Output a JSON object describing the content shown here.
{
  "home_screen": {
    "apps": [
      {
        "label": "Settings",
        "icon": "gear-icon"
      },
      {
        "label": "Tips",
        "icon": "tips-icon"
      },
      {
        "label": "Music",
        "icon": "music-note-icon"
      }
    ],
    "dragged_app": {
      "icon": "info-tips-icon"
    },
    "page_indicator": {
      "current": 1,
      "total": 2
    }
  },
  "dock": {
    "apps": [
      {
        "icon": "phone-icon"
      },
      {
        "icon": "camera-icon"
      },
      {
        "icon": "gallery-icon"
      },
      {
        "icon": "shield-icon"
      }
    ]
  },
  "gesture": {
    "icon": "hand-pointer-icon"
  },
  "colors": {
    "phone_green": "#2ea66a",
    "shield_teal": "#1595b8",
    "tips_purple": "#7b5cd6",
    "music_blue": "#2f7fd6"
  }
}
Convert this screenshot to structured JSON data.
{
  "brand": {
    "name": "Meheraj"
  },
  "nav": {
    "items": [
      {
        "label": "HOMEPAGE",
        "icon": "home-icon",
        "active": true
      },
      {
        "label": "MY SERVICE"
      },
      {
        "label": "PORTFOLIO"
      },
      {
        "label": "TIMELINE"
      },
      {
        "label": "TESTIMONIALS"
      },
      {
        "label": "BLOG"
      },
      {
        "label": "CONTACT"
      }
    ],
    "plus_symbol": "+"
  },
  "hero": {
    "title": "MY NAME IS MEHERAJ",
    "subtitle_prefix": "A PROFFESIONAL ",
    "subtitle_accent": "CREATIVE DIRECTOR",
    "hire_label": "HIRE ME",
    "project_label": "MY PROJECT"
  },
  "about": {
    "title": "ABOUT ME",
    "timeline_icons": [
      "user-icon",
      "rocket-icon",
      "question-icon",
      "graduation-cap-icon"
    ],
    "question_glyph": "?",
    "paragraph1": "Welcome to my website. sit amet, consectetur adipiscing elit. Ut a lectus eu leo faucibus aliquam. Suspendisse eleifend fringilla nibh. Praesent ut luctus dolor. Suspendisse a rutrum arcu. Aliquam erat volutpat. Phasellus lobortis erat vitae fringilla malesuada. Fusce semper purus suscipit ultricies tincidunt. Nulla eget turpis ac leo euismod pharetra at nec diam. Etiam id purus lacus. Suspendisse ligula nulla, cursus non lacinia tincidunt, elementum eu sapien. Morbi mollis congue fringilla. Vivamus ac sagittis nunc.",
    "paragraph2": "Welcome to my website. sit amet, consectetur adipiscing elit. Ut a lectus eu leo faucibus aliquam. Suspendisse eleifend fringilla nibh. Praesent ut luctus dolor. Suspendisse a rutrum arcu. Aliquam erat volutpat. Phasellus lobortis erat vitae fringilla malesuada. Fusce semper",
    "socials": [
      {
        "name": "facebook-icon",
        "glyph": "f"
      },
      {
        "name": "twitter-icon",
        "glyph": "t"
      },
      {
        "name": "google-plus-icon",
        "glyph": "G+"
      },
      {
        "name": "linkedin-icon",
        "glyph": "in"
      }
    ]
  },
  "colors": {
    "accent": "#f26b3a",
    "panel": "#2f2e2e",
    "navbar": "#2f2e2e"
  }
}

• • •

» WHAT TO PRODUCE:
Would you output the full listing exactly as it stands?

» ANSWER SPACE:
Output a JSON object describing the content shown here.
{
  "home_screen": {
    "apps": [
      {
        "label": "Settings",
        "icon": "gear-icon"
      },
      {
        "label": "Tips",
        "icon": "tips-icon"
      },
      {
        "label": "Music",
        "icon": "music-note-icon"
      }
    ],
    "dragged_app": {
      "icon": "info-tips-icon"
    },
    "page_indicator": {
      "current": 1,
      "total": 2
    }
  },
  "dock": {
    "apps": [
      {
        "icon": "phone-icon"
      },
      {
        "icon": "camera-icon"
      },
      {
        "icon": "gallery-icon"
      },
      {
        "icon": "shield-icon"
      }
    ]
  },
  "gesture": {
    "icon": "hand-pointer-icon"
  },
  "colors": {
    "phone_green": "#2ea66a",
    "shield_teal": "#1595b8",
    "tips_purple": "#7b5cd6",
    "music_blue": "#2f7fd6"
  }
}
Convert this screenshot to structured JSON data.
{
  "brand": {
    "name": "Meheraj"
  },
  "nav": {
    "items": [
      {
        "label": "HOMEPAGE",
        "icon": "home-icon",
        "active": true
      },
      {
        "label": "MY SERVICE"
      },
      {
        "label": "PORTFOLIO"
      },
      {
        "label": "TIMELINE"
      },
      {
        "label": "TESTIMONIALS"
      },
      {
        "label": "BLOG"
      },
      {
        "label": "CONTACT"
      }
    ],
    "plus_symbol": "+"
  },
  "hero": {
    "title": "MY NAME IS MEHERAJ",
    "subtitle_prefix": "A PROFFESIONAL ",
    "subtitle_accent": "CREATIVE DIRECTOR",
    "hire_label": "HIRE ME",
    "project_label": "MY PROJECT"
  },
  "about": {
    "title": "ABOUT ME",
    "timeline_icons": [
      "user-icon",
      "rocket-icon",
      "question-icon",
      "graduation-cap-icon"
    ],
    "question_glyph": "?",
    "paragraph1": "Welcome to my website. sit amet, consectetur adipiscing elit. Ut a lectus eu leo faucibus aliquam. Suspendisse eleifend fringilla nibh. Praesent ut luctus dolor. Suspendisse a rutrum arcu. Aliquam erat volutpat. Phasellus lobortis erat vitae fringilla malesuada. Fusce semper purus suscipit ultricies tincidunt. Nulla eget turpis ac leo euismod pharetra at nec diam. Etiam id purus lacus. Suspendisse ligula nulla, cursus non lacinia tincidunt, elementum eu sapien. Morbi mollis congue fringilla. Vivamus ac sagittis nunc.",
    "paragraph2": "Welcome to my website. sit amet, consectetur adipiscing elit. Ut a lectus eu leo faucibus aliquam. Suspendisse eleifend fringilla nibh. Praesent ut luctus dolor. Suspendisse a rutrum arcu. Aliquam erat volutpat. Phasellus lobortis erat vitae fringilla malesuada. Fusce semper",
    "socials": [
      {
        "name": "facebook-icon",
        "glyph": "f"
      },
      {
        "name": "twitter-icon",
        "glyph": "t"
      },
      {
        "name": "google-plus-icon",
        "glyph": "G+"
      },
      {
        "name": "linkedin-icon",
        "glyph": "in"
      }
    ]
  },
  "colors": {
    "accent": "#f26b3a",
    "panel": "#2f2e2e",
    "navbar": "#2f2e2e"
  }
}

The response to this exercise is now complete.